***** Material for this task *****
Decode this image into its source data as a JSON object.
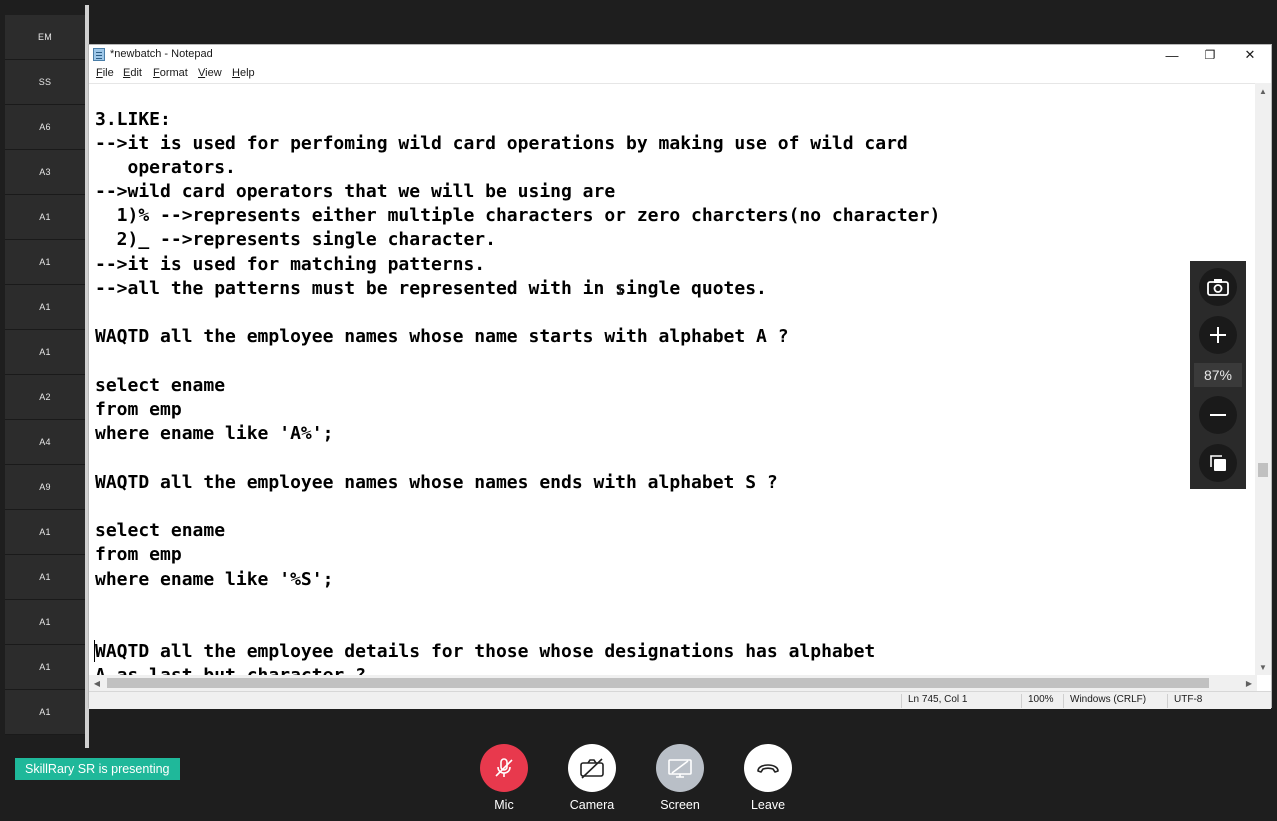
{
  "participants": [
    "EM",
    "SS",
    "A6",
    "A3",
    "A1",
    "A1",
    "A1",
    "A1",
    "A2",
    "A4",
    "A9",
    "A1",
    "A1",
    "A1",
    "A1",
    "A1"
  ],
  "notepad": {
    "title": "*newbatch - Notepad",
    "window_buttons": {
      "minimize": "—",
      "restore": "❐",
      "close": "✕"
    },
    "menu": [
      "File",
      "Edit",
      "Format",
      "View",
      "Help"
    ],
    "lines": [
      "3.LIKE:",
      "-->it is used for perfoming wild card operations by making use of wild card",
      "   operators.",
      "-->wild card operators that we will be using are",
      "  1)% -->represents either multiple characters or zero charcters(no character)",
      "  2)_ -->represents single character.",
      "-->it is used for matching patterns.",
      "-->all the patterns must be represented with in single quotes.",
      "",
      "WAQTD all the employee names whose name starts with alphabet A ?",
      "",
      "select ename",
      "from emp",
      "where ename like 'A%';",
      "",
      "WAQTD all the employee names whose names ends with alphabet S ?",
      "",
      "select ename",
      "from emp",
      "where ename like '%S';",
      "",
      "",
      "WAQTD all the employee details for those whose designations has alphabet",
      "A as last but character ?"
    ],
    "status": {
      "position": "Ln 745, Col 1",
      "zoom": "100%",
      "line_ending": "Windows (CRLF)",
      "encoding": "UTF-8"
    }
  },
  "zoom_panel": {
    "level": "87%"
  },
  "meeting": {
    "presenting": "SkillRary SR is presenting",
    "controls": [
      {
        "label": "Mic",
        "color": "#e8394d"
      },
      {
        "label": "Camera",
        "color": "#ffffff"
      },
      {
        "label": "Screen",
        "color": "#b9bfc7"
      },
      {
        "label": "Leave",
        "color": "#ffffff"
      }
    ]
  }
}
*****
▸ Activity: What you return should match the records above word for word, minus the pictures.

▸ Problem solution:
Decode this image into its source data as a JSON object.
{
  "participants": [
    "EM",
    "SS",
    "A6",
    "A3",
    "A1",
    "A1",
    "A1",
    "A1",
    "A2",
    "A4",
    "A9",
    "A1",
    "A1",
    "A1",
    "A1",
    "A1"
  ],
  "notepad": {
    "title": "*newbatch - Notepad",
    "window_buttons": {
      "minimize": "—",
      "restore": "❐",
      "close": "✕"
    },
    "menu": [
      "File",
      "Edit",
      "Format",
      "View",
      "Help"
    ],
    "lines": [
      "3.LIKE:",
      "-->it is used for perfoming wild card operations by making use of wild card",
      "   operators.",
      "-->wild card operators that we will be using are",
      "  1)% -->represents either multiple characters or zero charcters(no character)",
      "  2)_ -->represents single character.",
      "-->it is used for matching patterns.",
      "-->all the patterns must be represented with in single quotes.",
      "",
      "WAQTD all the employee names whose name starts with alphabet A ?",
      "",
      "select ename",
      "from emp",
      "where ename like 'A%';",
      "",
      "WAQTD all the employee names whose names ends with alphabet S ?",
      "",
      "select ename",
      "from emp",
      "where ename like '%S';",
      "",
      "",
      "WAQTD all the employee details for those whose designations has alphabet",
      "A as last but character ?"
    ],
    "status": {
      "position": "Ln 745, Col 1",
      "zoom": "100%",
      "line_ending": "Windows (CRLF)",
      "encoding": "UTF-8"
    }
  },
  "zoom_panel": {
    "level": "87%"
  },
  "meeting": {
    "presenting": "SkillRary SR is presenting",
    "controls": [
      {
        "label": "Mic",
        "color": "#e8394d"
      },
      {
        "label": "Camera",
        "color": "#ffffff"
      },
      {
        "label": "Screen",
        "color": "#b9bfc7"
      },
      {
        "label": "Leave",
        "color": "#ffffff"
      }
    ]
  }
}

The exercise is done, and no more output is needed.